===== SOURCE INFORMATION

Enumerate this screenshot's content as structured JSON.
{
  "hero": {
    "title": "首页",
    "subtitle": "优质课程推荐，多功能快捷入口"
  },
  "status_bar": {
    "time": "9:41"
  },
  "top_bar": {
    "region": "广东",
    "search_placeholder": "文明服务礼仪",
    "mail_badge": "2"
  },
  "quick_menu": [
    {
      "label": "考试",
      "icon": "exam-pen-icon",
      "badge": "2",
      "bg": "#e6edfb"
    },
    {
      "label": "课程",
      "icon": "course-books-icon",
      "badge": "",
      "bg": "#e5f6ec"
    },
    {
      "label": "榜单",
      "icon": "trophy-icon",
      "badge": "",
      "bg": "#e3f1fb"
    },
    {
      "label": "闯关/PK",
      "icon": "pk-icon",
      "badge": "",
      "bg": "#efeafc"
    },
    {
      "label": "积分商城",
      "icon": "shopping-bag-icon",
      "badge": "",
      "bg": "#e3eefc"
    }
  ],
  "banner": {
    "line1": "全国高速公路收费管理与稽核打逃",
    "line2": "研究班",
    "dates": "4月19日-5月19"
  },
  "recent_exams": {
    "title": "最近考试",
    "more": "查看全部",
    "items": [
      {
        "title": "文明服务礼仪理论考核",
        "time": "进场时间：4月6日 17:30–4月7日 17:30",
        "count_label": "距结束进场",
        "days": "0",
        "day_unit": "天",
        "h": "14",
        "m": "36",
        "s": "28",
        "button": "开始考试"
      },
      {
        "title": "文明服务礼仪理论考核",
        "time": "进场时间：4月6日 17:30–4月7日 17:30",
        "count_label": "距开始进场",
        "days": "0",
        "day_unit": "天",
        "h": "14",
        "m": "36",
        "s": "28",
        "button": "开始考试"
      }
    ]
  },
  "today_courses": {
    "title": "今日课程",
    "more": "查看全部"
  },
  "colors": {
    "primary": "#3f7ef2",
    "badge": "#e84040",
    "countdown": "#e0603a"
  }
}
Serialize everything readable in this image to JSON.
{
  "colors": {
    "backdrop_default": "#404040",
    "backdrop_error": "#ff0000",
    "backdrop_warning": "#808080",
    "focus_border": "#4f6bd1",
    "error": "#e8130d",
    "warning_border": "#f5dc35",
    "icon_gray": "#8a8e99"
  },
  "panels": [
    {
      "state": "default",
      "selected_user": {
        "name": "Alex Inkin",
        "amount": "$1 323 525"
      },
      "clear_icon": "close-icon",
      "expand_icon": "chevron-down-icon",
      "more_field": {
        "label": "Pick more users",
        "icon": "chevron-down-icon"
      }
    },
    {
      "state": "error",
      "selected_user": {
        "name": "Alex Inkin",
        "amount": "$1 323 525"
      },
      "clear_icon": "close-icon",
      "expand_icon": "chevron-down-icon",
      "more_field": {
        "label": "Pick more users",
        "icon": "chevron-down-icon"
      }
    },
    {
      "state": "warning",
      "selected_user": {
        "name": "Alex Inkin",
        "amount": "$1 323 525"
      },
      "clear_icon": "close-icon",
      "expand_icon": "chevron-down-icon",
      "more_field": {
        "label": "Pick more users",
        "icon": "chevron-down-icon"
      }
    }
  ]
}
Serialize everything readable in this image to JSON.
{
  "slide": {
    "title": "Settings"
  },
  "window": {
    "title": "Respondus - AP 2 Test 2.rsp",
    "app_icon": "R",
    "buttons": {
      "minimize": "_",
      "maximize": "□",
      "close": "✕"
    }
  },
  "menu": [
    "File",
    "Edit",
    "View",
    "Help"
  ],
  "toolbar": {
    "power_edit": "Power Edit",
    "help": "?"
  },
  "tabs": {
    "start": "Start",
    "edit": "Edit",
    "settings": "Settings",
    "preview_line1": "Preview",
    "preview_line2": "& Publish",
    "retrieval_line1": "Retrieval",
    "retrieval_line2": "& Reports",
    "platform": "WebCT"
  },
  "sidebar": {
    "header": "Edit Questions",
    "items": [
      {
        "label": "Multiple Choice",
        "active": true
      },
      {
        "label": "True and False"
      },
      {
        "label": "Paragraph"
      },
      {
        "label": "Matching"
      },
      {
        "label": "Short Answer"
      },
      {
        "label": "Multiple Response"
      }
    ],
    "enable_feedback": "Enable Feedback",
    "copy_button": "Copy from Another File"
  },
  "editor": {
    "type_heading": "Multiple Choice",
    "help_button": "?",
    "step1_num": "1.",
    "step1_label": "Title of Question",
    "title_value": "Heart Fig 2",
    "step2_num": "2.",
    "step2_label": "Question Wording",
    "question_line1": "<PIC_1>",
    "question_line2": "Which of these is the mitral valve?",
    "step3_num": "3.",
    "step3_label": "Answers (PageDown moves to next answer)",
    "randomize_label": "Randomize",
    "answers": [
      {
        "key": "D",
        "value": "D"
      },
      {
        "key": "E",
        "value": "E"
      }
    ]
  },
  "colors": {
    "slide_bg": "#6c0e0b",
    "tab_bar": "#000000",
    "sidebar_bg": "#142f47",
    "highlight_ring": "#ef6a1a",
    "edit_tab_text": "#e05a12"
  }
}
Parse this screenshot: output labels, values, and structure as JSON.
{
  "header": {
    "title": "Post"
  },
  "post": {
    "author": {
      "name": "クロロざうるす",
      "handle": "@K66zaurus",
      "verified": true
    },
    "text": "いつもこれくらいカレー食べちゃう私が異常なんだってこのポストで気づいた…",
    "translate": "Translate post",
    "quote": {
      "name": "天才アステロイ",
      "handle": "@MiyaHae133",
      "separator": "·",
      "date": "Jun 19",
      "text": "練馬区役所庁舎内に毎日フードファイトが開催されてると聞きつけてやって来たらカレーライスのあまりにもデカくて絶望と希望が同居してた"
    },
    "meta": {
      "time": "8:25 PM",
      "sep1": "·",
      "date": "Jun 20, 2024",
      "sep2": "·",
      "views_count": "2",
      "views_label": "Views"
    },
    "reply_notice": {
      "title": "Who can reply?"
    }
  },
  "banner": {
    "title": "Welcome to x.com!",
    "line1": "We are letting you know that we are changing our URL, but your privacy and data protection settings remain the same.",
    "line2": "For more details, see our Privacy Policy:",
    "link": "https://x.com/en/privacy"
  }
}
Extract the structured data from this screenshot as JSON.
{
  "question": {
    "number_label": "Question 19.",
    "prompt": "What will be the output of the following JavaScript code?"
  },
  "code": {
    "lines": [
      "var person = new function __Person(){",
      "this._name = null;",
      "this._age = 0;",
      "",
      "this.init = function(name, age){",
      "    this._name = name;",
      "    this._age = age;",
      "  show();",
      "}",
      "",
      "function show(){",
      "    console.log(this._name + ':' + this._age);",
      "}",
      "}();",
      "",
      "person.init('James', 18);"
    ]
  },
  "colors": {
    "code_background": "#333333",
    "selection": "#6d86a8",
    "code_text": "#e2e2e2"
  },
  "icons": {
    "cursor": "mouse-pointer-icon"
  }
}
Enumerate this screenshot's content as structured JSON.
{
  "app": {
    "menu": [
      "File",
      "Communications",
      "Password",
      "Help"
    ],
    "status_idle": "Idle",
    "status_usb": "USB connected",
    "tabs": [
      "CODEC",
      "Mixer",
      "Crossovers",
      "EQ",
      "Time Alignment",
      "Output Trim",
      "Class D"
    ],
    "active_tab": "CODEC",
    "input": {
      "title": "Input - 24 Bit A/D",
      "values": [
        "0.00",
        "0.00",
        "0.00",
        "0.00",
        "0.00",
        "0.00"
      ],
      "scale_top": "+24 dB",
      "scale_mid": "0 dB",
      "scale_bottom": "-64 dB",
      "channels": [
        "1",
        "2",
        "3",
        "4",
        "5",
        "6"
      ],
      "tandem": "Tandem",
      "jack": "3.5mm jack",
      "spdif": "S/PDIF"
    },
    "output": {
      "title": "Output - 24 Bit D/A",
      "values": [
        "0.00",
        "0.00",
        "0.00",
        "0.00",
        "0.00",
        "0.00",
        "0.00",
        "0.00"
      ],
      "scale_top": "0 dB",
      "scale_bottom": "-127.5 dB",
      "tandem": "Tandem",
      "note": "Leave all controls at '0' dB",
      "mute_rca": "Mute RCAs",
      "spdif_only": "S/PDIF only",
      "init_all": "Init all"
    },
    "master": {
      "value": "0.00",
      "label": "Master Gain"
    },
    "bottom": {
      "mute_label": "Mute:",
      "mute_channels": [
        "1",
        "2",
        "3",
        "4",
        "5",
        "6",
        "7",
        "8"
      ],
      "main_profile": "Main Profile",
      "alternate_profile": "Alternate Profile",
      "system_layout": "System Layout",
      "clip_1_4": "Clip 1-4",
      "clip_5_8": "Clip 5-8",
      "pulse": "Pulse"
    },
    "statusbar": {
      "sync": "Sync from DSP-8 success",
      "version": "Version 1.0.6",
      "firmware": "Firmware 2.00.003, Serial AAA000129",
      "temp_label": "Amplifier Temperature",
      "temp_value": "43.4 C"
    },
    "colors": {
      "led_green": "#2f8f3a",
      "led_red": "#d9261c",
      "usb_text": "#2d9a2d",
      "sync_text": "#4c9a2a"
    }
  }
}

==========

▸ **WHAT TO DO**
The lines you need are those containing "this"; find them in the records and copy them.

▸ **RESULT**
Enumerate this screenshot's content as structured JSON.
Serialize everything readable in this image to JSON.
Serialize everything readable in this image to JSON.
Parse this screenshot: output labels, values, and structure as JSON.
Extract the structured data from this screenshot as JSON.
      "this._name = null;",
      "this._age = 0;",
      "this.init = function(name, age){",
      "    this._name = name;",
      "    this._age = age;",
      "    console.log(this._name + ':' + this._age);",
Enumerate this screenshot's content as structured JSON.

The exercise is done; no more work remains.